“Having composition and theory training from such a young age is kind of like another language that I speak now. It's very natural to me, and I would like it to be to the students I'm teaching…I like to ask questions and think about the music that we're playing…A lot of times I will ask them specific questions, looking for a specific answer, and they give me three other answers that are really good, which I was not looking for, but are things that we should think of. I like doing things that way. I think it comes from the idea early on that a piece of music is like something you could get into and take apart.”

How to Overcome Challenges When Practicing 

Overcoming challenges and plateaus is a vital aspect of a musician's growth. By creating a safe space for students to make mistakes and learn, Matt Hagle helps them gain experience that will serve them well in their musical careers:

“I keep a high standard for what they do. I want them to do well, but they should know they are allowed and they don't always believe this either, but they're encouraged to make mistakes. Actually, I want them to make mistakes in front of me because maybe they don't want to make them in other situations. I saw somebody had a T-shirt once that said, you avoid mistakes through experience, you gain experience through making mistakes…I try not to make it like a test…they have so many tests in different parts of their life. They don't really need that from me…I try to project that this is something important that we're doing but that it's also enjoyable.”

Things to Consider When Pursuing a Music Career 

As musicians progress in their careers, challenges can lead to self-doubt and questioning the chosen path. Hagle's perspective on this is refreshing.

“I really didn't think I'd be teaching composition, but that has turned out to be a wonderful thing. It actually has helped other things like when I perform. I'm going to get to play this recital in a couple of weeks that, on the outside, looks more like what I thought a career would be like. But that's not really the way I see it now. Now, when I see people who have what I thought I wanted when I was twenty, I think I don't really want that. If you say, ‘I have to have this particular thing’, you might get it and be happy with it, but there's a lot of other feelings of happiness that you wouldn't get and might have liked as well.”

His experience has led him to understand that the traditional notions of a successful music career may not align with the true sources of happiness:

“Sometimes I think that people that end up as musicians, they do it mostly because they wouldn't or couldn't do anything else. That's a question. Do you see yourself doing something else? There are some people that I know that if tomorrow they woke up and there was no music in the world that they wouldn’t be able to take it. So maybe those people should make music and maybe they will be happy and successful. Maybe they'll be successful in terms of the jobs they get. Maybe they won't, but they'll have that.”

This devotion, Hagle believes, should guide your choices and ultimately lead to fulfillment, whether it aligns with conventional success or not.

Continuing Your Musical Path

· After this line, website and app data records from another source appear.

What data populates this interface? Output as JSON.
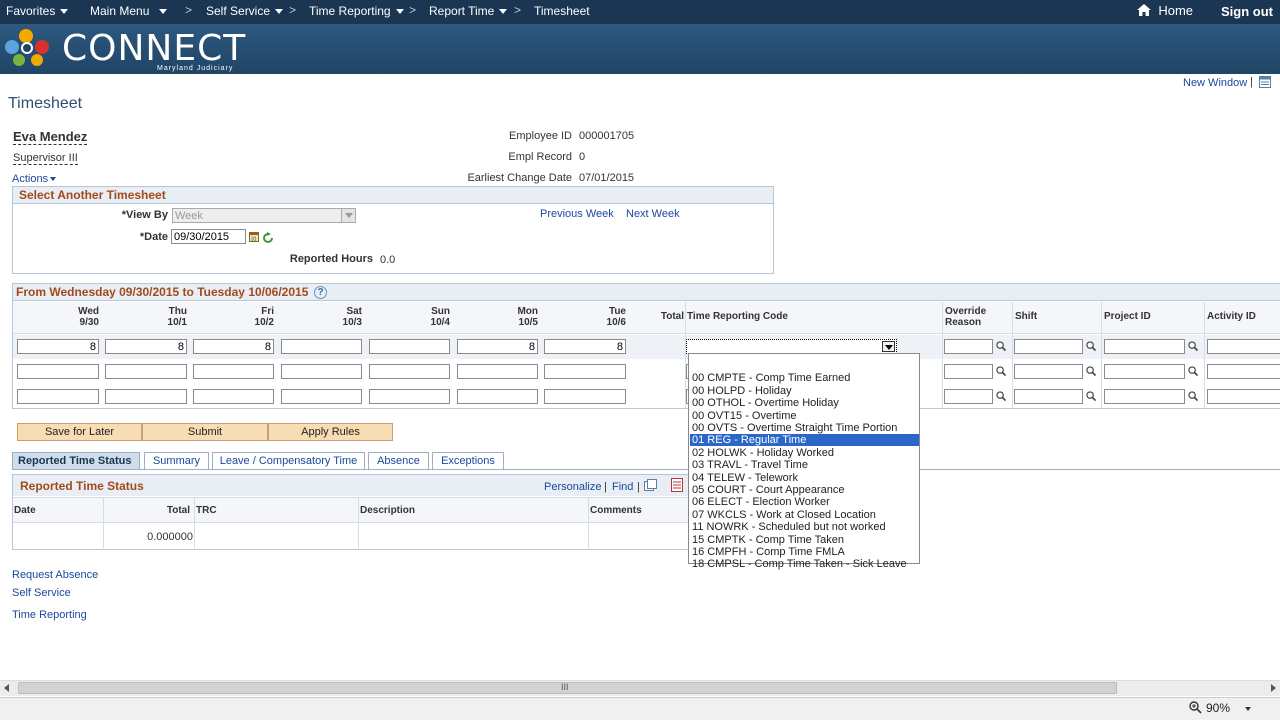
{
  "nav": {
    "favorites": "Favorites",
    "main_menu": "Main Menu",
    "self_service": "Self Service",
    "time_reporting": "Time Reporting",
    "report_time": "Report Time",
    "timesheet": "Timesheet",
    "home": "Home",
    "sign_out": "Sign out",
    "separator": ">"
  },
  "brand": {
    "name": "CONNECT",
    "subtitle": "Maryland Judiciary"
  },
  "page": {
    "new_window": "New Window",
    "title": "Timesheet"
  },
  "employee": {
    "name": "Eva Mendez",
    "job_title": "Supervisor III",
    "actions": "Actions",
    "id_label": "Employee ID",
    "id_value": "000001705",
    "record_label": "Empl Record",
    "record_value": "0",
    "earliest_label": "Earliest Change Date",
    "earliest_value": "07/01/2015"
  },
  "select": {
    "title": "Select Another Timesheet",
    "view_by_label": "*View By",
    "view_by_value": "Week",
    "date_label": "*Date",
    "date_value": "09/30/2015",
    "previous_week": "Previous Week",
    "next_week": "Next Week",
    "reported_hours_label": "Reported Hours",
    "reported_hours_value": "0.0"
  },
  "period": {
    "title": "From Wednesday 09/30/2015 to Tuesday 10/06/2015",
    "help": "?"
  },
  "grid": {
    "days": [
      {
        "day": "Wed",
        "date": "9/30"
      },
      {
        "day": "Thu",
        "date": "10/1"
      },
      {
        "day": "Fri",
        "date": "10/2"
      },
      {
        "day": "Sat",
        "date": "10/3"
      },
      {
        "day": "Sun",
        "date": "10/4"
      },
      {
        "day": "Mon",
        "date": "10/5"
      },
      {
        "day": "Tue",
        "date": "10/6"
      }
    ],
    "total": "Total",
    "trc": "Time Reporting Code",
    "override1": "Override",
    "override2": "Reason",
    "shift": "Shift",
    "project": "Project ID",
    "activity": "Activity ID",
    "row1": [
      "8",
      "8",
      "8",
      "",
      "",
      "8",
      "8"
    ]
  },
  "trc_options": [
    "",
    "00 CMPTE - Comp Time Earned",
    "00 HOLPD - Holiday",
    "00 OTHOL - Overtime Holiday",
    "00 OVT15 - Overtime",
    "00 OVTS - Overtime Straight Time Portion",
    "01 REG - Regular Time",
    "02 HOLWK - Holiday Worked",
    "03 TRAVL - Travel Time",
    "04 TELEW - Telework",
    "05 COURT - Court Appearance",
    "06 ELECT - Election Worker",
    "07 WKCLS - Work at Closed Location",
    "11 NOWRK - Scheduled but not worked",
    "15 CMPTK - Comp Time Taken",
    "16 CMPFH - Comp Time FMLA",
    "18 CMPSL - Comp Time Taken - Sick Leave"
  ],
  "buttons": {
    "save": "Save for Later",
    "submit": "Submit",
    "apply": "Apply Rules"
  },
  "tabs": [
    "Reported Time Status",
    "Summary",
    "Leave / Compensatory Time",
    "Absence",
    "Exceptions"
  ],
  "status": {
    "title": "Reported Time Status",
    "personalize": "Personalize",
    "find": "Find",
    "sep": "|",
    "cols": {
      "date": "Date",
      "total": "Total",
      "trc": "TRC",
      "description": "Description",
      "comments": "Comments"
    },
    "total_value": "0.000000"
  },
  "links": {
    "request_absence": "Request Absence",
    "self_service": "Self Service",
    "time_reporting": "Time Reporting"
  },
  "statusbar": {
    "zoom": "90%",
    "grip": "III"
  }
}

Matthew Hagle's journey from a young musician to an experienced educator offers a valuable lesson in navigating the challenges of a music career. His teaching philosophy emphasizes the importance of making mistakes and embracing unconventional paths. His perspective on a music career shifts the focus from traditional success to personal fulfillment. It encourages us all to follow our passion and find happiness in the journey, reinforcing that music is not just a career but a lifelong calling.

As you've explored the wisdom Hagle shared, consider this: the music doesn't end with this blog post.

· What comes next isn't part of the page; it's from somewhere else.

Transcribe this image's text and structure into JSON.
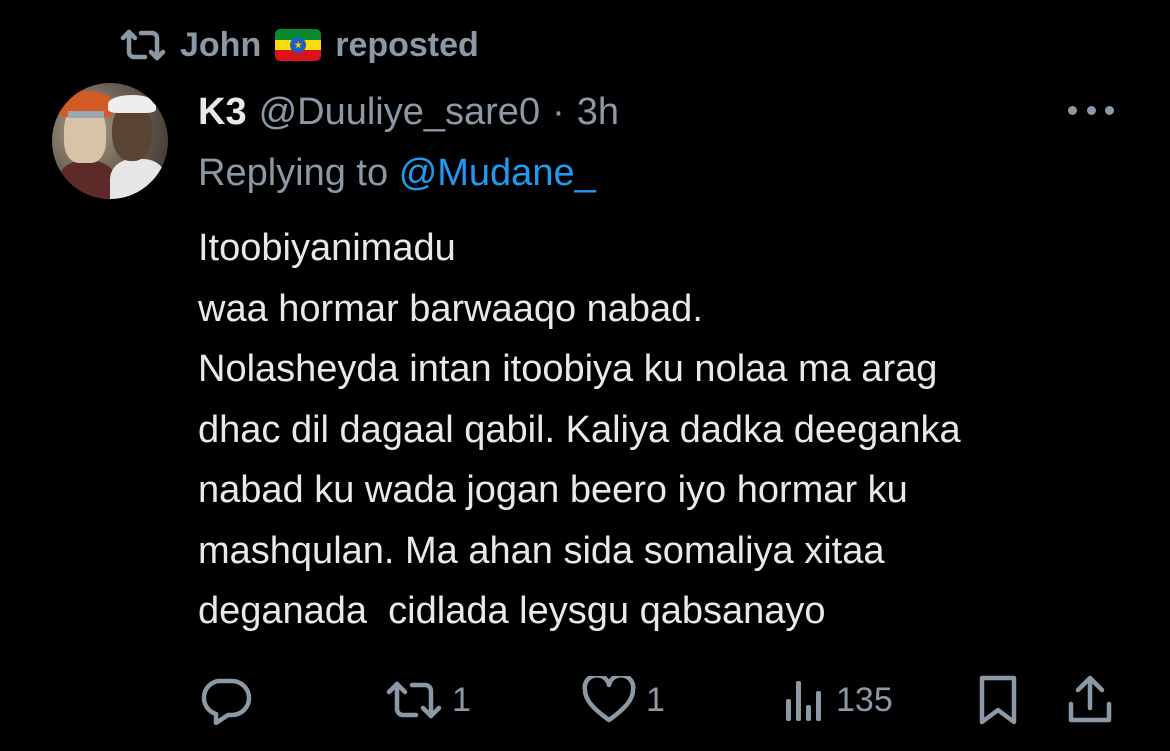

Experience Matthew Hagle's upcoming performance live and in person on November 4th at Nichols Concert Hall and let the music inspire your own journey! Get your tickets here

Dr. Matthew Hagle

Piano & Musicianship Faculty; Program Director, Musicianship